Since in the generative part, \(p_{\lambda}(\mathbf{d}_t|\mathbf{d}_{t-1},\mathbf{u}_t)\) is a dirac distribution, Fraccaro et al. (2016) decided to assume the second term in the above equation to be: \[ q_{\phi}(\mathbf{d}_{1:T}|\mathbf{x}_{1:T},\mathbf{u}_{1:T},\mathbf{d}_0,\mathbf{u}_0) \equiv p_{\lambda}(\mathbf{d}_{1:T}|\mathbf{u}_{1:T},\mathbf{d}_0,\mathbf{u}_0) = \prod_{t=1}^T p_{\lambda}(\mathbf{d}_t|\mathbf{d}_{t-1},\mathbf{u}_t) \] That is, the same recurrent network \(\text{RNN}^{(p)}\) is used to produce the deterministic states \(\mathbf{d}_{1:T}\) in both the generative part and variational part.

The first term is factorized according to d-separation, as: \[ q_{\phi}(\mathbf{z}_{1:T}|\mathbf{d}_{1:T},\mathbf{x}_{1:T},\mathbf{u}_{1:T},\mathbf{d}_0,\mathbf{u}_0) = \prod_{t=1}^T q_{\phi}(\mathbf{z}_t|\mathbf{z}_{t-1},\mathbf{d}_{t:T},\mathbf{x}_{t:T}) \] where \(q_{\phi}(\mathbf{z}_t|\mathbf{z}_{t-1},\mathbf{d}_{t:T},\mathbf{x}_{t:T})\) is derived by a reverse recurrent network \(\text{RNN}^{(q)}\), whose hidden state was denoted as \(\mathbf{a}_t\), as illustrated in Fig. 5. The formalization of \(q_{\phi}(\mathbf{z}_t|\mathbf{z}_{t-1},\mathbf{d}_{t:T},\mathbf{x}_{t:T})\) is: \[ \begin{align} q_{\phi}(\mathbf{z}_t|\mathbf{z}_{t-1},\mathbf{d}_{t:T},\mathbf{x}_{t:T}) &= q_{\phi}(\mathbf{z}_t|\mathbf{z}_{t-1},\mathbf{a}_t) \\ q_{\phi}(\mathbf{z}_t|\mathbf{z}_{t-1},\mathbf{a}_t) &= \mathcal{N}(\mathbf{z}_t| \boldsymbol{\mu}_{\phi}(\mathbf{z}_{t-1},\mathbf{a}_t), \boldsymbol{\sigma}_{\phi}^2(\mathbf{z}_{t-1},\mathbf{a}_t)) \\ \boldsymbol{\mu}_{\phi}(\mathbf{z}_{t-1},\mathbf{a}_t) &= \boldsymbol{\mu}_{\lambda}(\mathbf{z}_{t-1},\mathbf{d}_t) + \text{NN}^{(q)}_1(\mathbf{z}_{t-1},\mathbf{a}_t) \\ \log \boldsymbol{\sigma}_{\phi}(\mathbf{z}_{t-1},\mathbf{a}_t) &= \text{NN}^{(q)}_2(\mathbf{z}_{t-1},\mathbf{a}_t) \\ \mathbf{a}_t &= \text{RNN}^{(q)}(\mathbf{a}_{t+1},[\mathbf{d}_t,\mathbf{x}_t]) \end{align} \] Notice \(\text{NN}^{(q)}_1(\mathbf{z}_{t-1},\mathbf{a}_t)\) is adopted to learn the residual \(\boldsymbol{\mu}_{\phi}(\mathbf{z}_{t-1},\mathbf{a}_t) - \boldsymbol{\mu}_{\lambda}(\mathbf{z}_{t-1},\mathbf{d}_t)\), instead of \(\boldsymbol{\mu}_{\phi}(\mathbf{z}_{t-1},\mathbf{a}_t)\) directly.

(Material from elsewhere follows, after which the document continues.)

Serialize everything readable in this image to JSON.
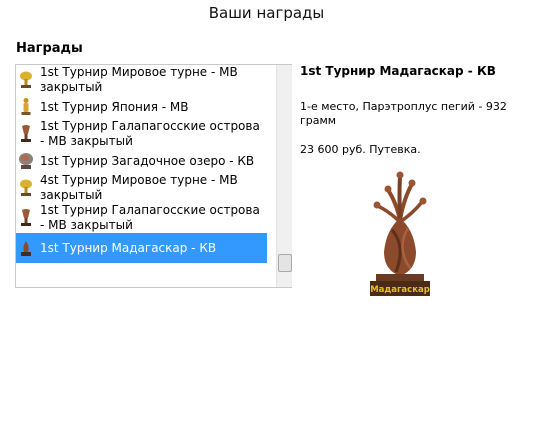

Fraccaro et al. (2016) found that this residual parameterization can lead to better performance.

References

Chung, Junyoung, Kyle Kastner, Laurent Dinh, Kratarth Goel, Aaron C. Courville, and Yoshua Bengio. 2015. “A Recurrent Latent Variable Model for Sequential Data.” In Advances in Neural Information Processing Systems, 2980–8.

Fraccaro, Marco, Søren Kaae Sønderby, Ulrich Paquet, and Ole Winther. 2016. “Sequential Neural Models with Stochastic Layers.” In Advances in Neural Information Processing Systems, 2199–2207.